To try and address your 'how' it goes a bit like this.
You need to first assess how your stuff is invested, if for example half is in stocks, and the other half is in bonds, then you will need to calculate a 'blended' rate for what are reasonable 'average return' for both. That might mean looking at the S&P500 or Russell 3000 for the stock portion, and some bond index for that portion, then 'blend the rates', in this case using a formula like this
(R3000_return * .5) + (bond_return * .5) = blended rate
then compare the blended rate with the return in your IRA.
It is generally a lot more useful to compare the various components of your total return separately, especially if you investing with a particular style such as 'agressive growth' or you are buying actual bonds and not a bond fund since most of the bond oriented indexes are for bond funds, which you can't really compare well with buying and holding bonds to maturity.
Lets say your stock side was two mutual funds with different styles, one 'large cap' the other 'aggressive growth'. In that case you might want to compare each one of those funds with an appropriate index such as those provided by Morningstar If you find one of them is consistently below the average, you might want to consider finding an alternative fund who's manager has a better track record (bearing in mind that "past performance....")
For me (maybe someone has a good suggestion here) bonds are the hard thing to judge. The normal goal of actually owning bonds (as opposed to a fund) is to retain the entire principal value because there's no principal fluctuation if you hold the bond to maturity (as long as you choose well and the issuer doesn't default) The actual value 'right now' of a bond (as in selling before maturity) and bond funds, goes up and down in an inverse relationship with interest rates. That means the indexes for such things also go up and down a lot, so it's very hard to compare them to a bond you intend to hold to maturity.
Also, for such a bond, there's not a lot of point to 'switch out' unless you are worried about the issuer defaulting.

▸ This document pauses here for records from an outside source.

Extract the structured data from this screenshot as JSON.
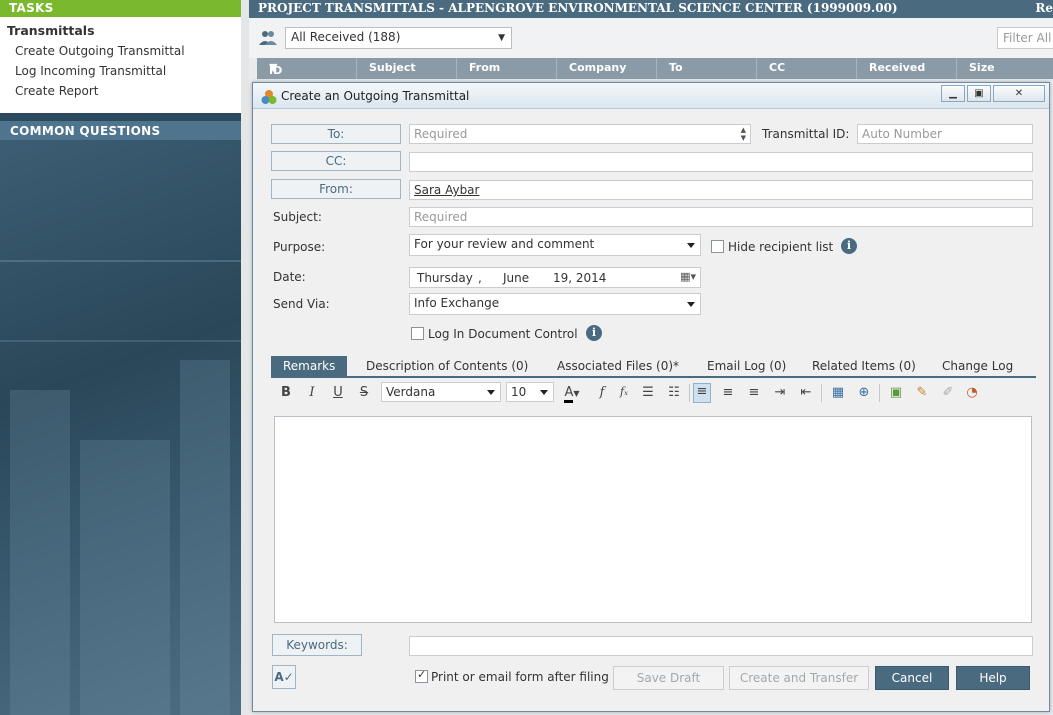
{
  "sidebar": {
    "tasks_header": "TASKS",
    "section_title": "Transmittals",
    "links": [
      "Create Outgoing Transmittal",
      "Log Incoming Transmittal",
      "Create Report"
    ],
    "questions_header": "COMMON QUESTIONS"
  },
  "header": {
    "project_title": "PROJECT TRANSMITTALS - ALPENGROVE ENVIRONMENTAL SCIENCE CENTER (1999009.00)",
    "right_cut": "Re"
  },
  "filter": {
    "view_selected": "All Received (188)",
    "filter_placeholder": "Filter All C"
  },
  "grid": {
    "columns": [
      "ID",
      "Subject",
      "From",
      "Company",
      "To",
      "CC",
      "Received",
      "Size"
    ]
  },
  "dialog": {
    "title": "Create an Outgoing Transmittal",
    "to_label": "To:",
    "to_placeholder": "Required",
    "transmittal_id_label": "Transmittal ID:",
    "transmittal_id_placeholder": "Auto Number",
    "cc_label": "CC:",
    "cc_value": "",
    "from_label": "From:",
    "from_value": "Sara Aybar",
    "subject_label": "Subject:",
    "subject_placeholder": "Required",
    "purpose_label": "Purpose:",
    "purpose_value": "For your review and comment",
    "hide_recipient_label": "Hide recipient list",
    "date_label": "Date:",
    "date_day": "Thursday",
    "date_sep": ",",
    "date_month": "June",
    "date_rest": "19, 2014",
    "send_via_label": "Send Via:",
    "send_via_value": "Info Exchange",
    "log_doc_control_label": "Log In Document Control",
    "tabs": [
      "Remarks",
      "Description of Contents (0)",
      "Associated Files (0)*",
      "Email Log (0)",
      "Related Items (0)",
      "Change Log"
    ],
    "toolbar": {
      "font": "Verdana",
      "size": "10"
    },
    "keywords_label": "Keywords:",
    "keywords_value": "",
    "print_email_label": "Print or email form after filing",
    "print_email_checked": true,
    "buttons": {
      "save_draft": "Save Draft",
      "create_transfer": "Create and Transfer",
      "cancel": "Cancel",
      "help": "Help"
    }
  },
  "colors": {
    "accent_green": "#7ab82e",
    "header_blue": "#4a6a80",
    "dialog_bg": "#f0f0f0"
  }
}
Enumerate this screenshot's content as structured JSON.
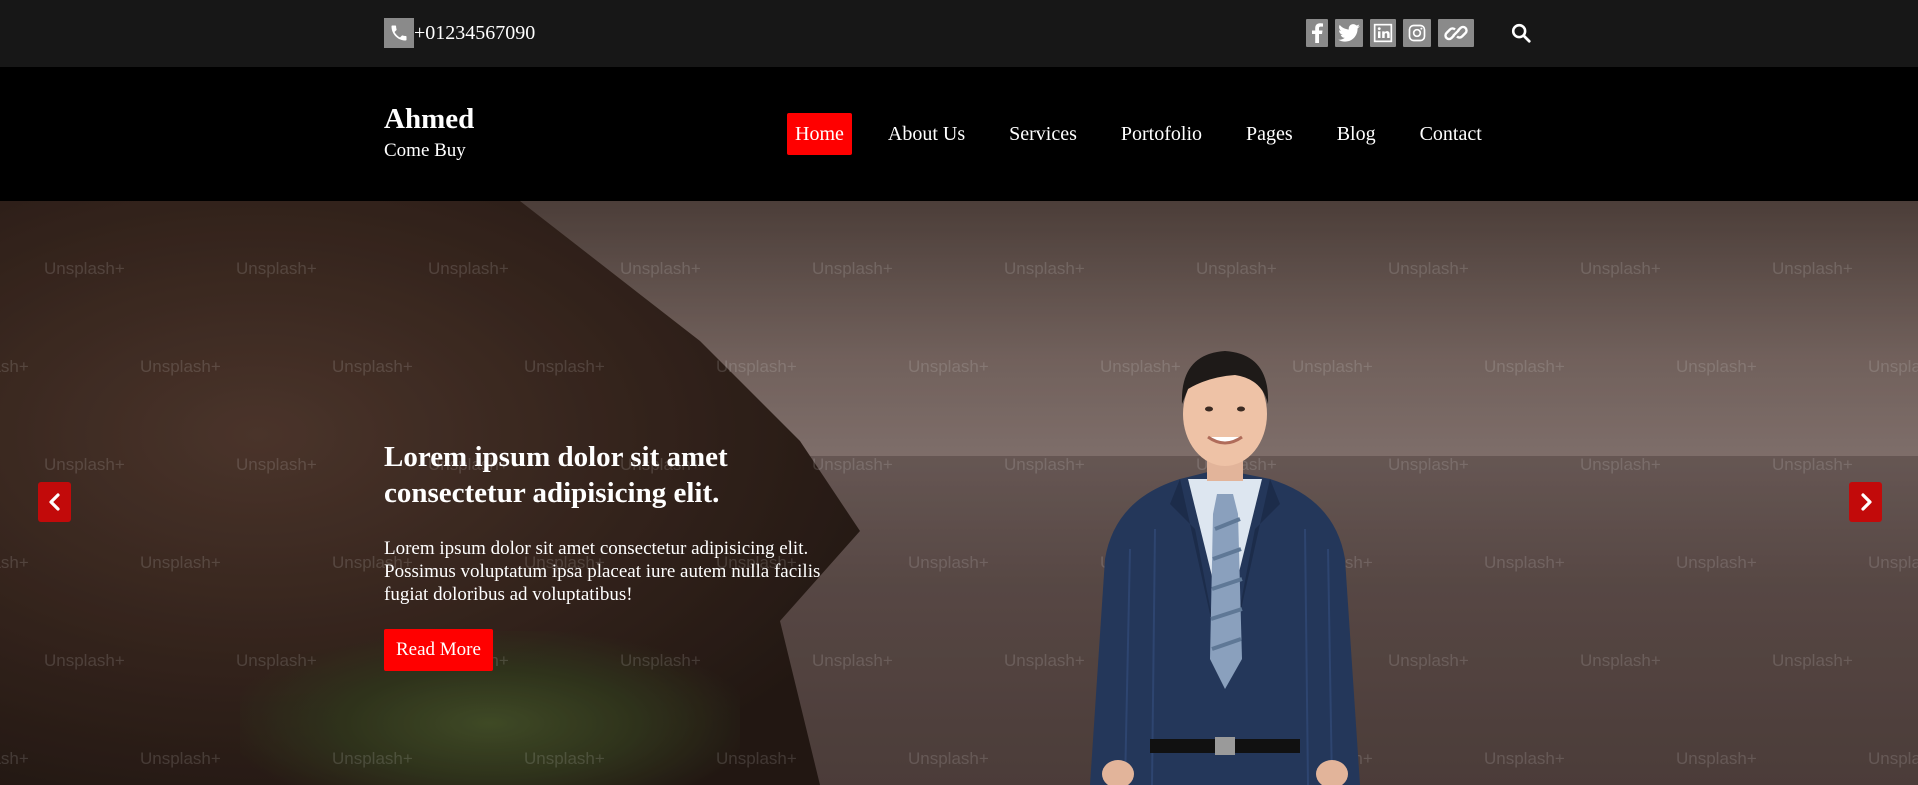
{
  "topbar": {
    "phone": "+01234567090",
    "phone_icon": "phone-icon",
    "socials": [
      "facebook-icon",
      "twitter-icon",
      "linkedin-icon",
      "instagram-icon",
      "link-icon"
    ],
    "search_icon": "search-icon"
  },
  "brand": {
    "name": "Ahmed",
    "tagline": "Come Buy"
  },
  "nav": {
    "items": [
      {
        "label": "Home",
        "active": true
      },
      {
        "label": "About Us",
        "active": false
      },
      {
        "label": "Services",
        "active": false
      },
      {
        "label": "Portofolio",
        "active": false
      },
      {
        "label": "Pages",
        "active": false
      },
      {
        "label": "Blog",
        "active": false
      },
      {
        "label": "Contact",
        "active": false
      }
    ]
  },
  "hero": {
    "title": "Lorem ipsum dolor sit amet consectetur adipisicing elit.",
    "text": "Lorem ipsum dolor sit amet consectetur adipisicing elit. Possimus voluptatum ipsa placeat iure autem nulla facilis fugiat doloribus ad voluptatibus!",
    "button": "Read More",
    "watermark": "Unsplash+",
    "prev_icon": "chevron-left-icon",
    "next_icon": "chevron-right-icon"
  },
  "colors": {
    "accent": "#ff0000",
    "arrow": "#c20a0a",
    "topbar_bg": "#171717",
    "header_bg": "#000000",
    "icon_bg": "#8a8a8a"
  }
}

If rates are up from what you are getting on your bonds, then you'll have to sell your bond at a discount, and all that happens is you'll end up holding a different bond that is worth less, but has higher interest (basically the net return is likely to be pretty much the same). The better approach there is generally to 'ladder' your maturity dates so you get opportunities to reinvest at whatever the prevailing rates are, without having to sell at a discount.. anyway the point is that I'm not sure there's a lot of value to comparing return on the bond portion of an IRA unless it's invested in bond funds (which a lot of people wanting to preserve principal tend to avoid)